### TASK OBJECTIVE
Omit the pictures. Print each entry below exactly.

Records from a data collection
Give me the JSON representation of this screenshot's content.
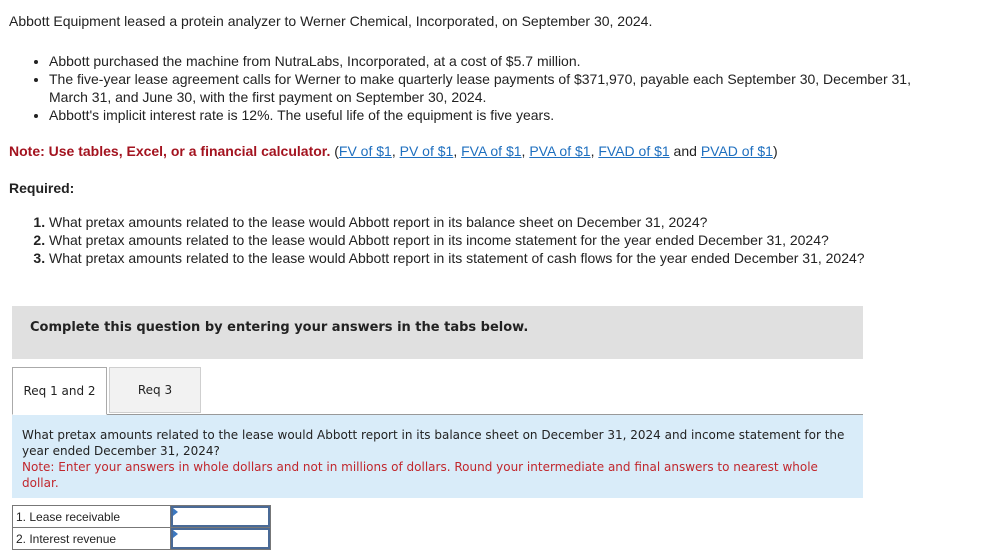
{
  "problem": {
    "intro": "Abbott Equipment leased a protein analyzer to Werner Chemical, Incorporated, on September 30, 2024.",
    "bullets": [
      "Abbott purchased the machine from NutraLabs, Incorporated, at a cost of $5.7 million.",
      "The five-year lease agreement calls for Werner to make quarterly lease payments of $371,970, payable each September 30, December 31, March 31, and June 30, with the first payment on September 30, 2024.",
      "Abbott's implicit interest rate is 12%. The useful life of the equipment is five years."
    ],
    "note_label": "Note: Use tables, Excel, or a financial calculator.",
    "note_open": " (",
    "links": [
      "FV of $1",
      "PV of $1",
      "FVA of $1",
      "PVA of $1",
      "FVAD of $1",
      "PVAD of $1"
    ],
    "sep_comma": ", ",
    "sep_and": " and ",
    "note_close": ")",
    "required_label": "Required:",
    "requirements": [
      "What pretax amounts related to the lease would Abbott report in its balance sheet on December 31, 2024?",
      "What pretax amounts related to the lease would Abbott report in its income statement for the year ended December 31, 2024?",
      "What pretax amounts related to the lease would Abbott report in its statement of cash flows for the year ended December 31, 2024?"
    ]
  },
  "instruction_box": "Complete this question by entering your answers in the tabs below.",
  "tabs": [
    {
      "label": "Req 1 and 2",
      "active": true
    },
    {
      "label": "Req 3",
      "active": false
    }
  ],
  "panel": {
    "question": "What pretax amounts related to the lease would Abbott report in its balance sheet on December 31, 2024 and income statement for the year ended December 31, 2024?",
    "note": "Note: Enter your answers in whole dollars and not in millions of dollars. Round your intermediate and final answers to nearest whole dollar."
  },
  "answers": [
    {
      "label": "1. Lease receivable",
      "value": ""
    },
    {
      "label": "2. Interest revenue",
      "value": ""
    }
  ],
  "colors": {
    "note_red": "#a3131f",
    "link_blue": "#1e6fbf",
    "panel_bg": "#d9ecf9",
    "panel_note_red": "#c1272d",
    "box_gray": "#e0e0e0"
  }
}
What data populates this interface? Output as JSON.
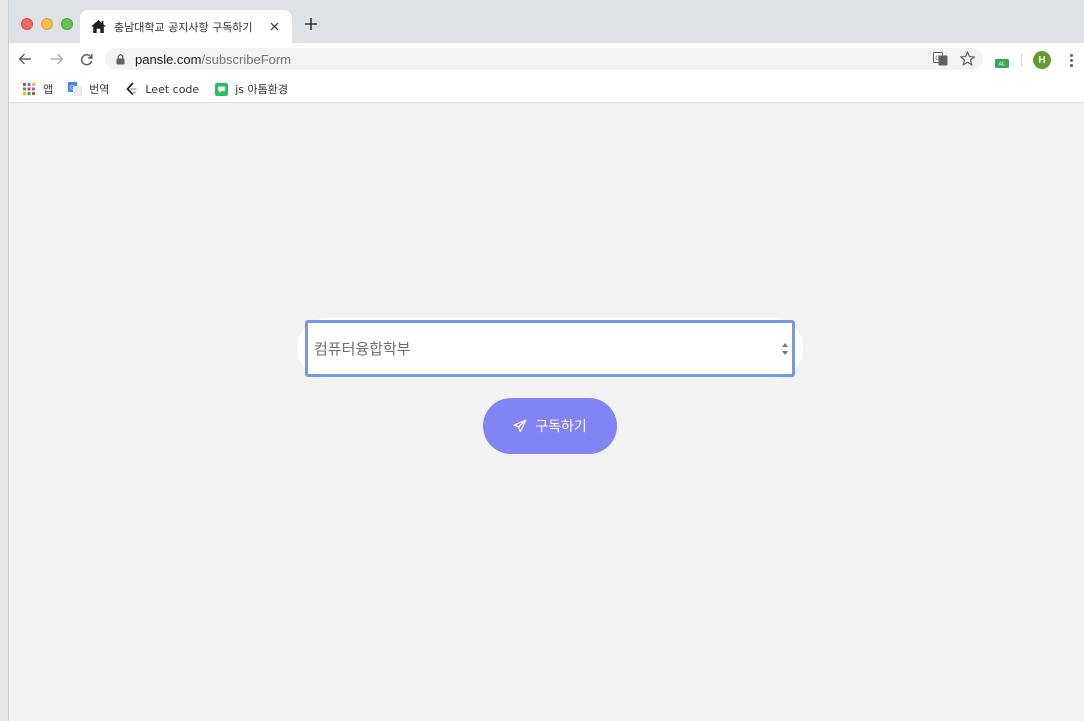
{
  "browser": {
    "tab": {
      "title": "충남대학교 공지사항 구독하기",
      "icon": "home-icon"
    },
    "url": {
      "host": "pansle.com",
      "path": "/subscribeForm"
    },
    "profile_initial": "H",
    "extension_badge": "AC"
  },
  "bookmarks": [
    {
      "label": "앱",
      "icon": "apps-grid-icon"
    },
    {
      "label": "번역",
      "icon": "translate-icon"
    },
    {
      "label": "Leet code",
      "icon": "leetcode-icon"
    },
    {
      "label": "js 아톰환경",
      "icon": "chat-bubble-icon"
    }
  ],
  "form": {
    "select_value": "컴퓨터융합학부",
    "submit_label": "구독하기",
    "submit_icon": "paper-plane-icon"
  },
  "colors": {
    "accent_button": "#8283f5",
    "select_border": "#7598e6",
    "page_background": "#f2f2f2"
  }
}
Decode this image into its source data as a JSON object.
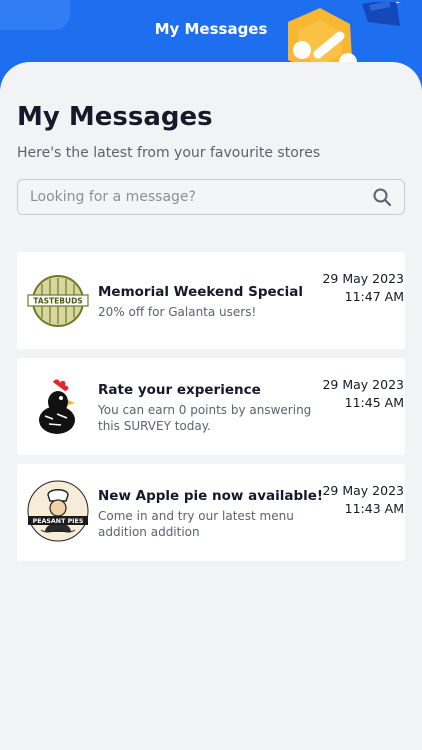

### EXERCISE ANSWER
Give me the JSON representation of this screenshot's content.
{
  "problem": {
    "intro": "Abbott Equipment leased a protein analyzer to Werner Chemical, Incorporated, on September 30, 2024.",
    "bullets": [
      "Abbott purchased the machine from NutraLabs, Incorporated, at a cost of $5.7 million.",
      "The five-year lease agreement calls for Werner to make quarterly lease payments of $371,970, payable each September 30, December 31, March 31, and June 30, with the first payment on September 30, 2024.",
      "Abbott's implicit interest rate is 12%. The useful life of the equipment is five years."
    ],
    "note_label": "Note: Use tables, Excel, or a financial calculator.",
    "note_open": " (",
    "links": [
      "FV of $1",
      "PV of $1",
      "FVA of $1",
      "PVA of $1",
      "FVAD of $1",
      "PVAD of $1"
    ],
    "sep_comma": ", ",
    "sep_and": " and ",
    "note_close": ")",
    "required_label": "Required:",
    "requirements": [
      "What pretax amounts related to the lease would Abbott report in its balance sheet on December 31, 2024?",
      "What pretax amounts related to the lease would Abbott report in its income statement for the year ended December 31, 2024?",
      "What pretax amounts related to the lease would Abbott report in its statement of cash flows for the year ended December 31, 2024?"
    ]
  },
  "instruction_box": "Complete this question by entering your answers in the tabs below.",
  "tabs": [
    {
      "label": "Req 1 and 2",
      "active": true
    },
    {
      "label": "Req 3",
      "active": false
    }
  ],
  "panel": {
    "question": "What pretax amounts related to the lease would Abbott report in its balance sheet on December 31, 2024 and income statement for the year ended December 31, 2024?",
    "note": "Note: Enter your answers in whole dollars and not in millions of dollars. Round your intermediate and final answers to nearest whole dollar."
  },
  "answers": [
    {
      "label": "1. Lease receivable",
      "value": ""
    },
    {
      "label": "2. Interest revenue",
      "value": ""
    }
  ],
  "colors": {
    "note_red": "#a3131f",
    "link_blue": "#1e6fbf",
    "panel_bg": "#d9ecf9",
    "panel_note_red": "#c1272d",
    "box_gray": "#e0e0e0"
  }
}
What data populates this interface? Output as JSON.
{
  "browser": {
    "tab": {
      "title": "충남대학교 공지사항 구독하기",
      "icon": "home-icon"
    },
    "url": {
      "host": "pansle.com",
      "path": "/subscribeForm"
    },
    "profile_initial": "H",
    "extension_badge": "AC"
  },
  "bookmarks": [
    {
      "label": "앱",
      "icon": "apps-grid-icon"
    },
    {
      "label": "번역",
      "icon": "translate-icon"
    },
    {
      "label": "Leet code",
      "icon": "leetcode-icon"
    },
    {
      "label": "js 아톰환경",
      "icon": "chat-bubble-icon"
    }
  ],
  "form": {
    "select_value": "컴퓨터융합학부",
    "submit_label": "구독하기",
    "submit_icon": "paper-plane-icon"
  },
  "colors": {
    "accent_button": "#8283f5",
    "select_border": "#7598e6",
    "page_background": "#f2f2f2"
  }
}
Decode this image into its source data as a JSON object.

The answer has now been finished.